Everyday improvisation in public space is an extremely broad topic, and the structure of this literature review speaks to that. Rather than providing a cohesive overview, I have instead opted to focus on a few select areas and examples of how this phenomenon is discussed in social theory and social science research (particularly sociology and human geography), as well as providing some examples that may be of interest to IICSI in terms of philosophy of improvisation or applications for improvisation.
Interactive Improvisation in Times of Isolation, which will showcase the realities of living in isolation. The ambient recordings signify the current reality in which nature exists — even thrives — with muted human intervention.
“Sounds that Emerge from You” is an interview with musician and writer David Lee, conducted by IICSI Research Paul Watkins about what led Lee to improvised music.
A short interview with Allen Tush Naturinda about the role of improvisation in the transformative art workshops for youth in Uganda.
Voices Found: Free Jazz and Singing is a new title in Routledge’s Transnational Studies in Jazz series and the culmination of Dr. Chris Tonelli’s postdoctoral work with the IICSI. It pieces together a history of free jazz voice that spans from sound poetry and scat in the 1950s to the more recent wave of free jazz choirs.
The Digital Incubator sessions (June 25-July 2, 2018) at the Sonic Ars Research Centre, in Queens University Belfast brought together researchers from across the ImprovEnabled project and focused on accessibility and strengths-based approaches to disabilities.
Edited by Ajay Heble Douglas R. Ewart’s Crepuscule: Stories of Impact features: essays and reflections by Michael Collins, Jeannette Hicks and Brian Lefrense, and Ed Sarath; an interview with Ewart by Ajay Heble; Ewart’s artist statement about the evolving energy that is Crepuscule; and throughout the pages are photographs from Crepuscule – Guelph – the culminating event of Ewart’s 2015-16 residency in Guelph’s Arboretum, and the subsequent participatory, multi-site, mixed-media exhibition Douglas R. Ewart’s Crepuscule at the Robert Langen Art Gallery at Wilfrid Laurier University.
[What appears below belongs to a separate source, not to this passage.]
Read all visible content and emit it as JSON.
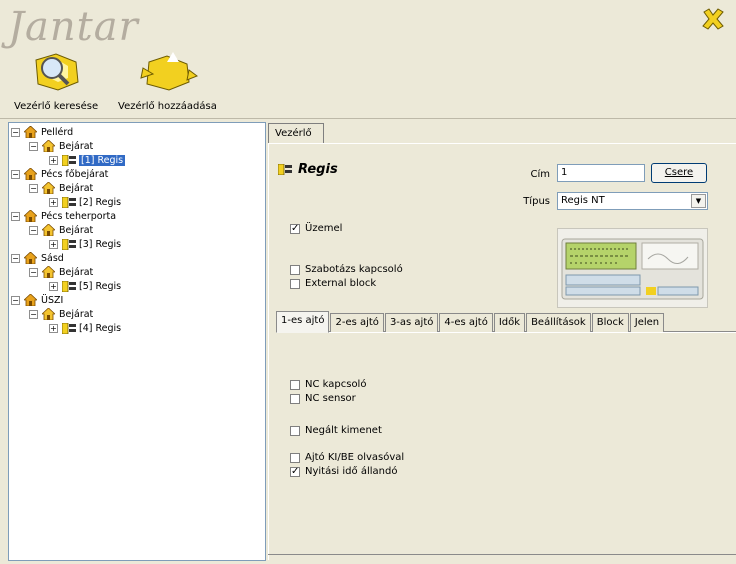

Insubordinate Spaces: Improvisation and Accompaniment for Social Justice is from the Insubordinate Spaces series, edited by George Lipsitz – a home for books that resist and rethink the increasingly outsized power market forces wield over public and private life and over the rules and assumptions of scholarly investigation and discourse.
Thinking-In-The-Making: A Conversation About Practice-Based Methodologies & Collaborations with the IICSI’s 2018-2019 postdoctoral fellows, Dr. Leila Qashu & Dr. Teresa Connors. Dr. Leila Qashu (McGill University) presented on her current collaborative/participatory multimedia project with young Arsi Oromo women in Ethiopia which explores their challenges and strategies for social change in her talk : Participatory/Collaborative and…
The University of Regina iPad Orchestra project aims to explore the potential for engaging with the Apple iPad as a teaching and learning device in the area of music composition and performance. Following on from “Improvisation Methodologies in Creative Technologies,” this ongoing research examines the usefulness and potential for improvisation in mobile device orchestras, focussing…